You can easily re-create the highlights by opening the book page or article, selecting the text, and clicking “Highlight.”

Citations (0)
Some of your citations are legacy items.

Any citation created before July 30, 2012 will labeled as a “Cited page.” New citations will be saved as cited passages, pages or articles.

We also added the ability to view new citations from your projects or the book or article where you created them.

Notes (0)
Bookmarks (0)

You have no saved items from this article

Project items include:
  • Saved book/article
  • Highlights
  • Quotes/citations
  • Notes
  • Bookmarks
Notes
Cite this article

Cited article

Style
Citations are available only to our active members.
Sign up now to cite pages or passages in MLA, APA and Chicago citation styles.

(Einhorn, 1992, p. 25)

(Einhorn 25)

1

1. Lois J. Einhorn, Abraham Lincoln, the Orator: Penetrating the Lincoln Legend (Westport, CT: Greenwood Press, 1992), 25, http://www.questia.com/read/27419298.

Cited article

High Stakes in Canada's Vast Oil-Sands Fields
Settings

Settings

Typeface
Text size Smaller Larger Reset View mode
Search within

Search within this article

Look up

Look up a word

  • Dictionary
  • Thesaurus
Please submit a word or phrase above.
Print this page

Print this page

Why can't I print more than one page at a time?

Full screen

matching results for page

Cited passage

Style
Citations are available only to our active members.
Sign up now to cite pages or passages in MLA, APA and Chicago citation styles.

"Portraying himself as an honest, ordinary person helped Lincoln identify with his audiences." (Einhorn, 1992, p. 25).

"Portraying himself as an honest, ordinary person helped Lincoln identify with his audiences." (Einhorn 25)

"Portraying himself as an honest, ordinary person helped Lincoln identify with his audiences."1

1. Lois J. Einhorn, Abraham Lincoln, the Orator: Penetrating the Lincoln Legend (Westport, CT: Greenwood Press, 1992), 25, http://www.questia.com/read/27419298.

Cited passage

Thanks for trying Questia!

Please continue trying out our research tools, but please note, full functionality is available only to our active members.

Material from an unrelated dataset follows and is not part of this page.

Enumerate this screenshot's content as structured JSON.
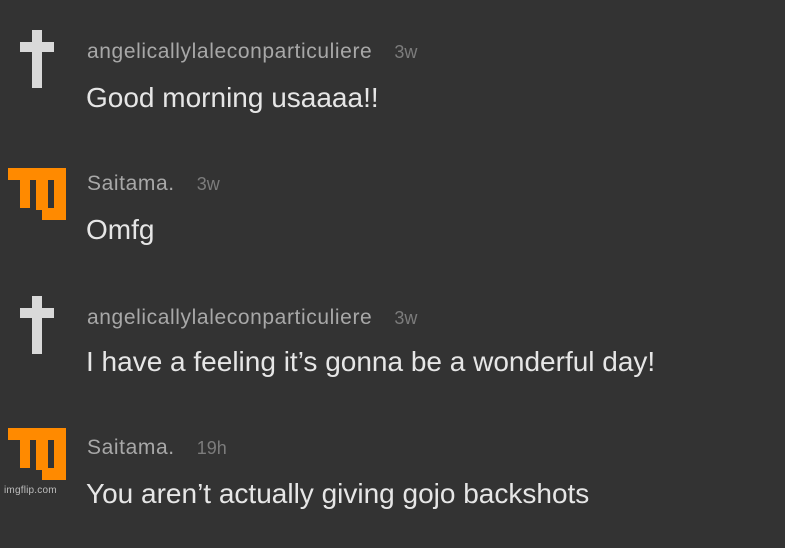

Your work will be lost once you leave this Web page.

For full access in an ad-free environment, sign up now for a FREE, 1-day trial.

Already a member? Log in now.